‘Be prepared’: CDC convenes bird flu outbreak meeting where it tells state health officials to get ready for more human cases

Photo of author
Written By Rivera Claudia

Lorem ipsum dolor sit amet consectetur pulvinar ligula augue quis venenatis. 

State health officials have been told to prepare for more human cases of bird flu, amid fears the virus could jump to people.

CDC officials issued the warning on Friday, urging state leaders to have ‘up-to-date operational plans’ in place in case more farm workers test positive for H5N1.

At the meeting, they also emphasized that the risk to the public was still low — but said health officials should be prepared for the potential of more cases. 

Only one infection has been reported in a person in Texas so far, but officials fear more humans in close contact with infected cattle may also have H5N1.

Cattle on 16 farms across seven states — mostly in Texas — have tested positive for the virus, with doctors now urged to test any farm worker for the disease who they suspect may have been infected.

The above shows how bird flu is edging closer to human spillover in the US

The above shows how bird flu is edging closer to human spillover in the US

The meeting was led by the CDC’s deputy director Nirav Shah and Dr Demetre Daskalakis, who was involved in the national response to the outbreak of monkeypox — or mpox — in 2022.

It was attended by local health leaders including representatives from the Association of State and Territorial Health Officials, which has members across all 50 states and Washington D.C.

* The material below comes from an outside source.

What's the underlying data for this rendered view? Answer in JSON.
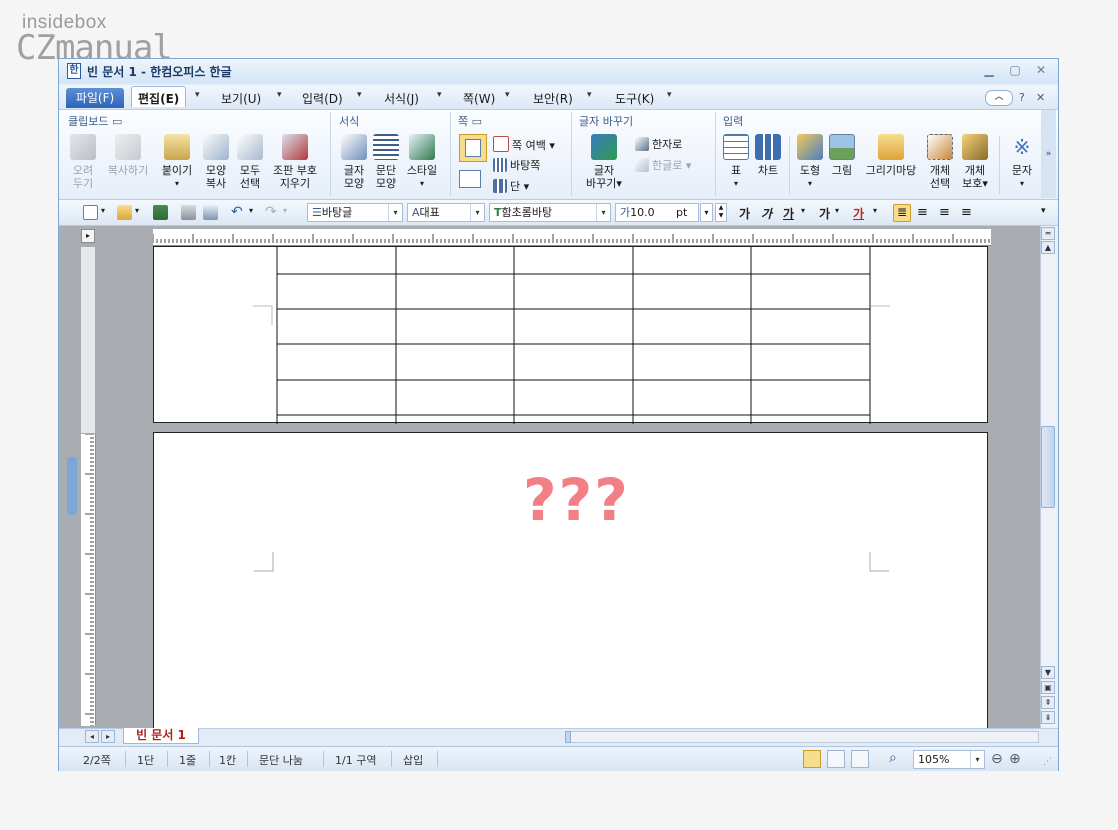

A release from the CDC on the meeting, which took place online, read: ‘CDC recommended that state public health officials… ensure that they have up-to-date operational plans to respond to avian influenza at the state level.

‘For example, the CDC emphasized the importance of having plans in place to quickly test and provide treatment to potentially impacted farm workers following positive results among cattle herds.’

The release added that officials ’emphasized that, although the risk to the public remains low, the agency wants state public health officials to be prepared to respond’.

The one person infected with the virus has only one symptom — inflammation of the eye — and has been reported to be isolated and ‘recovering well’.

The above map shows states where infections in cattle have been detected

The above map shows states where infections in cattle have been detected

They are also being treated with the drug oseltamivir, or Tamiflu, and are not thought to have passed the virus on to anyone else.

Texas has reported the most cattle infections, with eight dairy herds testing positive for the virus.

Herds in Kansas, New Mexico, Ohio, Michigan and Idaho have also been found to be infected with the virus.

Scientists fear that infections in mammals raise the risk of the virus gaining mutations making it better able to infect humans.

They also say the risk of a human infection is raised if the virus spreads to animals with close contact with humans, such as cattle, cats and dogs.

It comes after the CDC said it was taking bird flu ‘very seriously’, with the agency’s director Dr Mandy Cohen adding they were ‘monitoring the situation very closely’.

‘Any case of H5N1 is concerning,’ she said, ‘because it is highly dangerous to humans, although it has never been shown to be easily transmissible between people.’

H5N1 is already said to be causing a pandemic in the animal kingdom and to have caused infections in more than 40 mammal species, including foxes, raccoons, skunks — and even polar bears.

Every infection raises the risk of it gaining a mutation that makes the virus better able to infect humans, they said.

There are also concerns over the price of milk and eggs. 

Officials say there is little risk of catching the virus from milk because almost all is pasteurized, which deactivates viruses and bacteria. Cattle infected with the virus also have their milk withdrawn from the supply.

But there are concerns that if too many cows are infected and too much milk is withdrawn this could start to drive up the price of milk.

Last week, the US’ biggest egg producer — Cal-Maine Foods in Texas — revealed it had to cull 2million birds after detecting the virus in its flock.

Culling over bird flu was behind the surge in egg prices in 2022, when the cost of a dozen large, Grade A, eggs rose from $1.72 to $3.59 in the year to November 2022 before peaking at $4.82 in January the following year.

SOURCE

Leave a Comment

ArT ArT ArT ArT ArT ArT ArT ArT ArT ArT ArT ArT ArT ArT ArT ArT ArT ArT ArT ArT ArT ArT ArT ArT ArT ArT ArT ArT ArT ArT ArT ArT ArT ArT ArT ArT ArT ArT ArT ArT ArT ArT ArT ArT ArT ArT ArT ArT ArT ArT ArT ArT ArT ArT ArT ArT ArT ArT ArT ArT ArT ArT ArT